• Description of the task
Lines containing "style" should be pulled from the material below.

• Material to process
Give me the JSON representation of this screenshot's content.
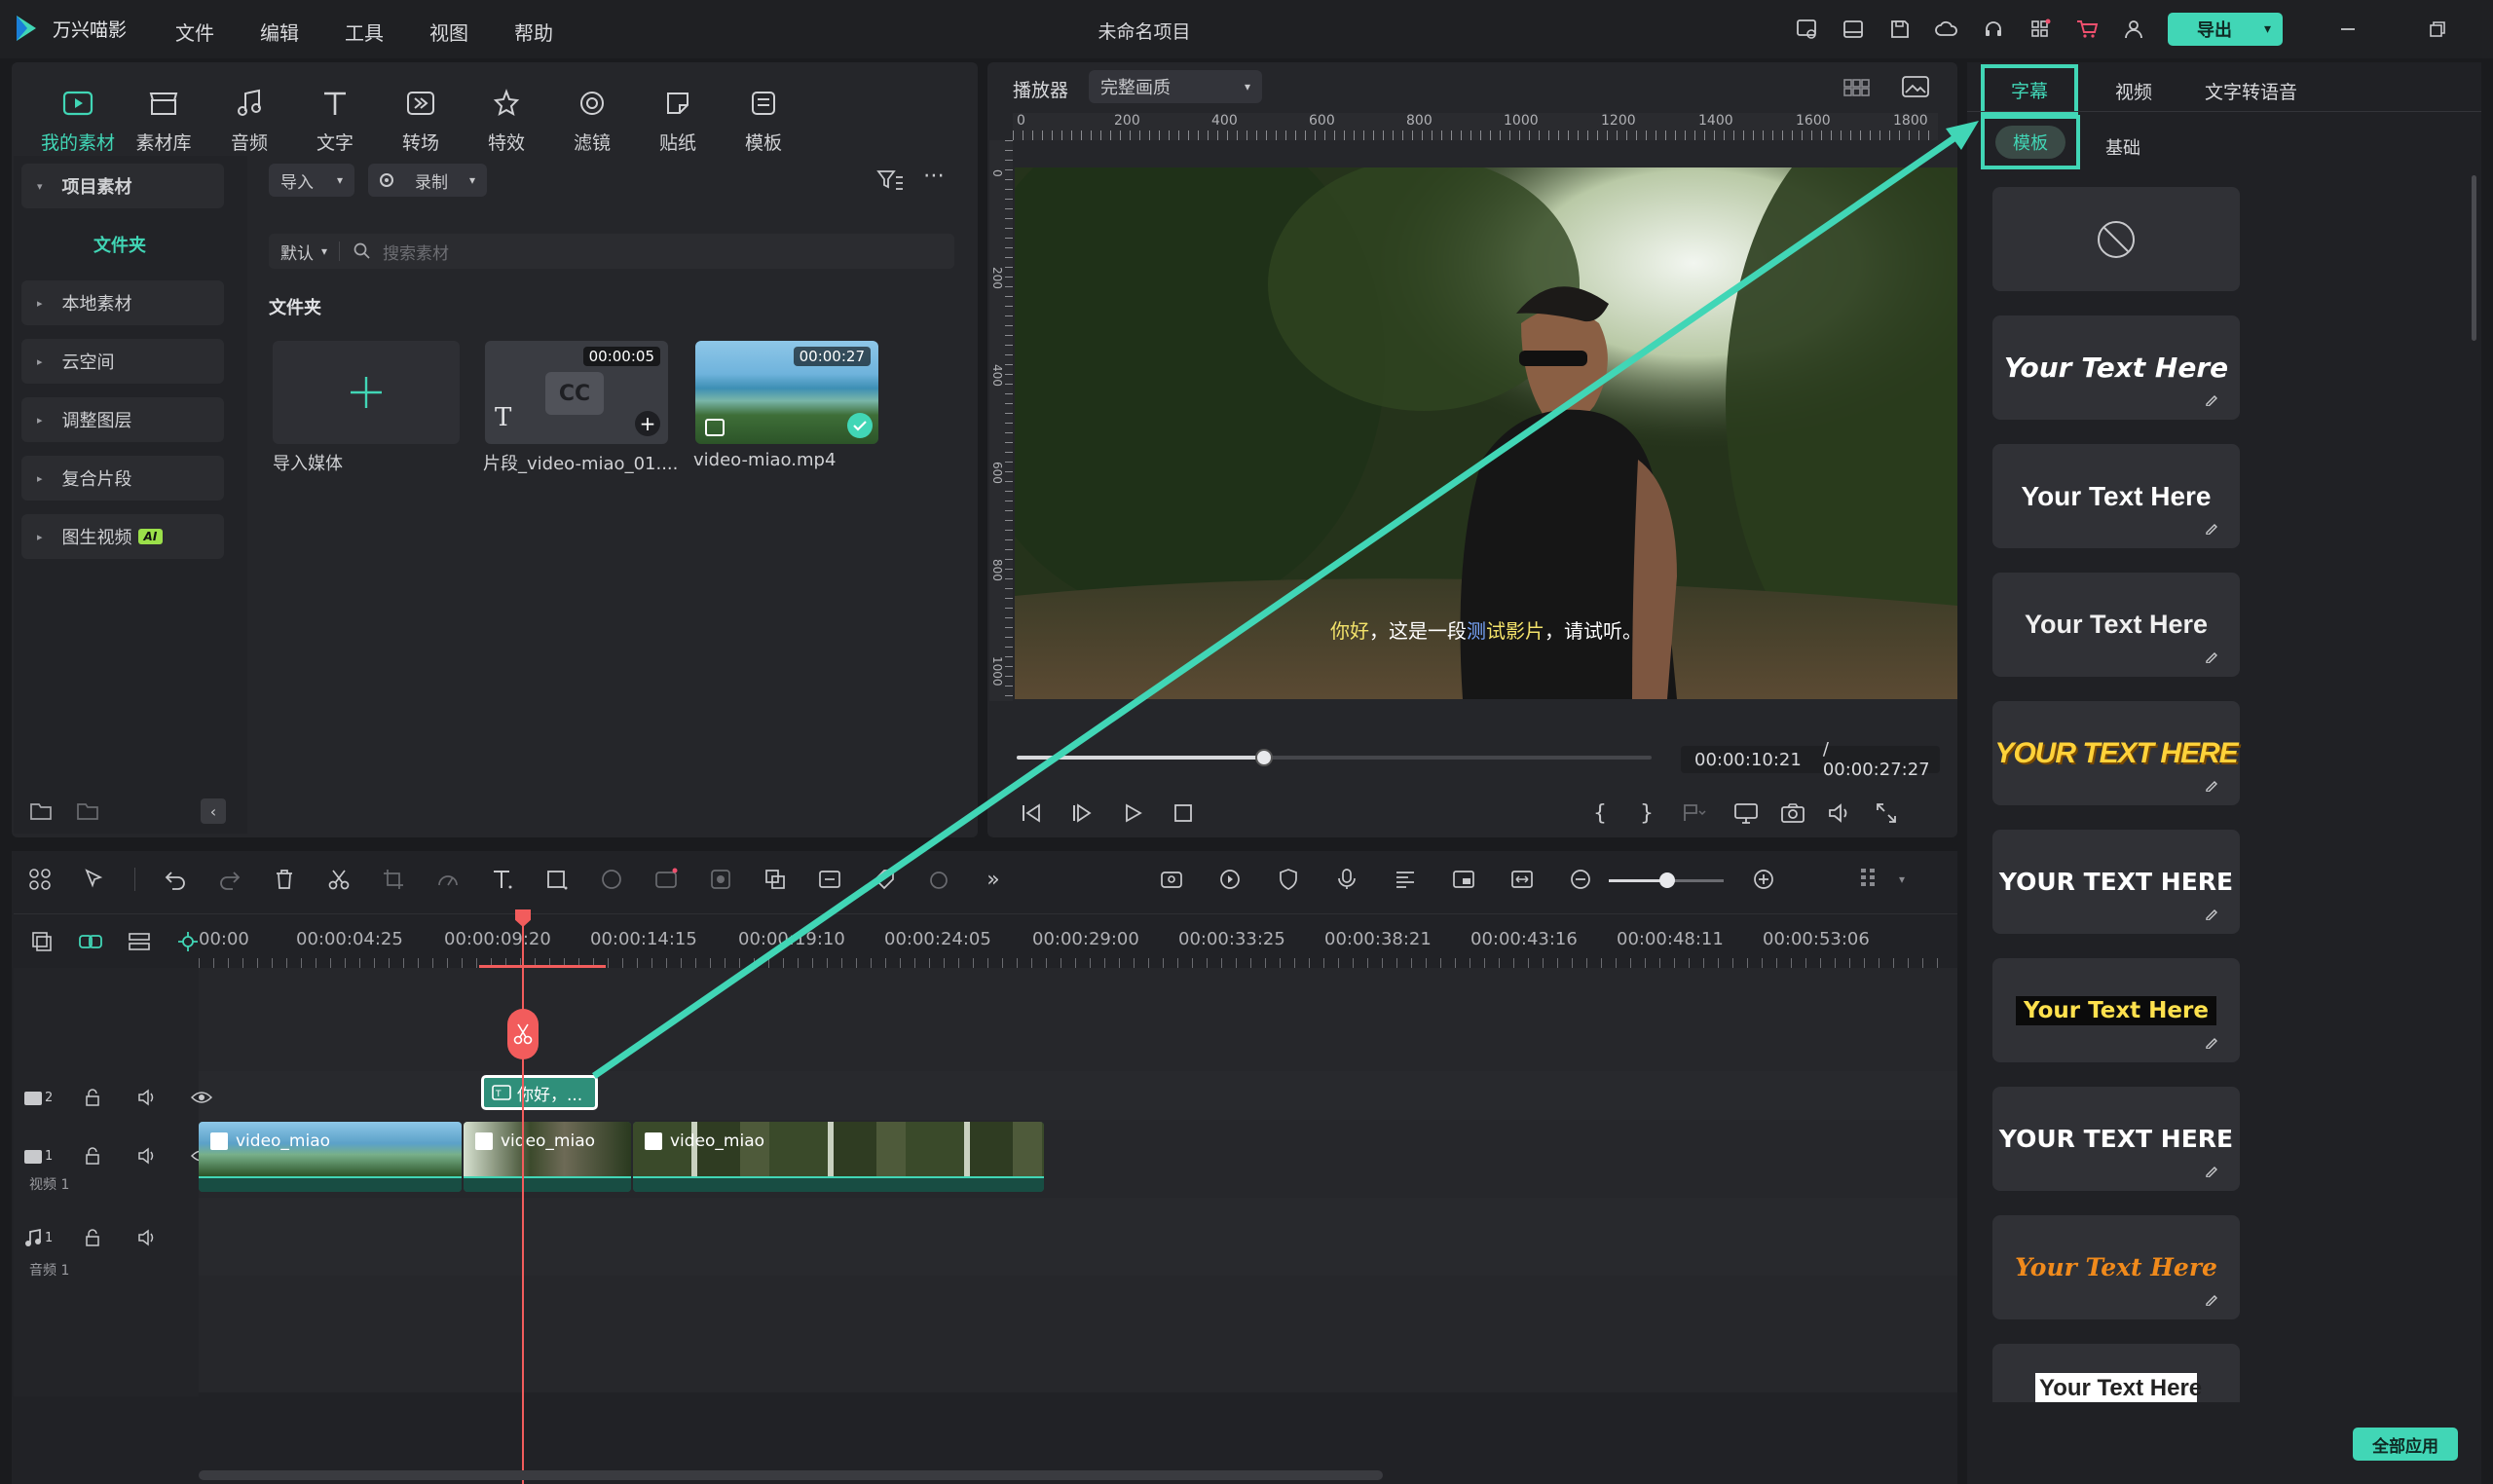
{
  "app": {
    "name": "万兴喵影",
    "project_title": "未命名项目",
    "export_label": "导出"
  },
  "menu": [
    "文件",
    "编辑",
    "工具",
    "视图",
    "帮助"
  ],
  "title_icons": [
    "message-icon",
    "layout-icon",
    "save-icon",
    "cloud-icon",
    "headset-icon",
    "apps-icon",
    "cart-icon",
    "user-icon"
  ],
  "tools": [
    {
      "label": "我的素材",
      "icon": "media-icon"
    },
    {
      "label": "素材库",
      "icon": "store-icon"
    },
    {
      "label": "音频",
      "icon": "music-icon"
    },
    {
      "label": "文字",
      "icon": "text-icon"
    },
    {
      "label": "转场",
      "icon": "transition-icon"
    },
    {
      "label": "特效",
      "icon": "effect-icon"
    },
    {
      "label": "滤镜",
      "icon": "filter-icon"
    },
    {
      "label": "贴纸",
      "icon": "sticker-icon"
    },
    {
      "label": "模板",
      "icon": "template-icon"
    }
  ],
  "sidebar": {
    "items": [
      {
        "label": "项目素材",
        "expanded": true
      },
      {
        "label": "文件夹",
        "child": true
      },
      {
        "label": "本地素材"
      },
      {
        "label": "云空间"
      },
      {
        "label": "调整图层"
      },
      {
        "label": "复合片段"
      },
      {
        "label": "图生视频",
        "badge": "AI"
      }
    ]
  },
  "media": {
    "import_label": "导入",
    "record_label": "录制",
    "sort_label": "默认",
    "search_placeholder": "搜索素材",
    "folder_heading": "文件夹",
    "items": [
      {
        "label": "导入媒体",
        "type": "import"
      },
      {
        "label": "片段_video-miao_01....",
        "duration": "00:00:05",
        "type": "caption"
      },
      {
        "label": "video-miao.mp4",
        "duration": "00:00:27",
        "type": "video"
      }
    ]
  },
  "player": {
    "label": "播放器",
    "quality": "完整画质",
    "ruler_h": [
      "0",
      "200",
      "400",
      "600",
      "800",
      "1000",
      "1200",
      "1400",
      "1600",
      "1800"
    ],
    "ruler_v": [
      "0",
      "200",
      "400",
      "600",
      "800",
      "1000"
    ],
    "subtitle_parts": [
      {
        "text": "你好",
        "color": "#f3e26a"
      },
      {
        "text": "，这是一段",
        "color": "#ffffff"
      },
      {
        "text": "测",
        "color": "#7aa8ff"
      },
      {
        "text": "试影片",
        "color": "#f3e26a"
      },
      {
        "text": "，请试听。",
        "color": "#ffffff"
      }
    ],
    "current_time": "00:00:10:21",
    "total_time": "/ 00:00:27:27",
    "progress": 0.39
  },
  "timeline": {
    "ruler": [
      "00:00",
      "00:00:04:25",
      "00:00:09:20",
      "00:00:14:15",
      "00:00:19:10",
      "00:00:24:05",
      "00:00:29:00",
      "00:00:33:25",
      "00:00:38:21",
      "00:00:43:16",
      "00:00:48:11",
      "00:00:53:06"
    ],
    "tracks": [
      {
        "id": "2",
        "label": ""
      },
      {
        "id": "1",
        "label": "视频 1"
      },
      {
        "id": "1",
        "label": "音频 1"
      }
    ],
    "subtitle_clip": "你好，...",
    "video_clips": [
      "video_miao",
      "video_miao",
      "video_miao"
    ]
  },
  "right_panel": {
    "tabs": [
      "字幕",
      "视频",
      "文字转语音"
    ],
    "subtabs": [
      "模板",
      "基础"
    ],
    "templates": [
      {
        "text": "Your Text Here",
        "style": "italic-white-orange"
      },
      {
        "text": "Your Text Here",
        "style": "white-yellow"
      },
      {
        "text": "Your Text Here",
        "style": "white-yellow2"
      },
      {
        "text": "YOUR TEXT HERE",
        "style": "yellow-outline"
      },
      {
        "text": "YOUR TEXT HERE",
        "style": "white-green"
      },
      {
        "text": "Your Text Here",
        "style": "black-box"
      },
      {
        "text": "YOUR TEXT HERE",
        "style": "white-red"
      },
      {
        "text": "Your Text Here",
        "style": "orange-italic"
      },
      {
        "text": "Your Text Here",
        "style": "white-box"
      }
    ],
    "apply_all": "全部应用"
  },
  "colors": {
    "accent": "#41d6b6",
    "playhead": "#f25c5c",
    "background": "#1a1b1e",
    "panel": "#25262a"
  }
}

• Task solution
        "style": "italic-white-orange"
        "style": "white-yellow"
        "style": "white-yellow2"
        "style": "yellow-outline"
        "style": "white-green"
        "style": "black-box"
        "style": "white-red"
        "style": "orange-italic"
        "style": "white-box"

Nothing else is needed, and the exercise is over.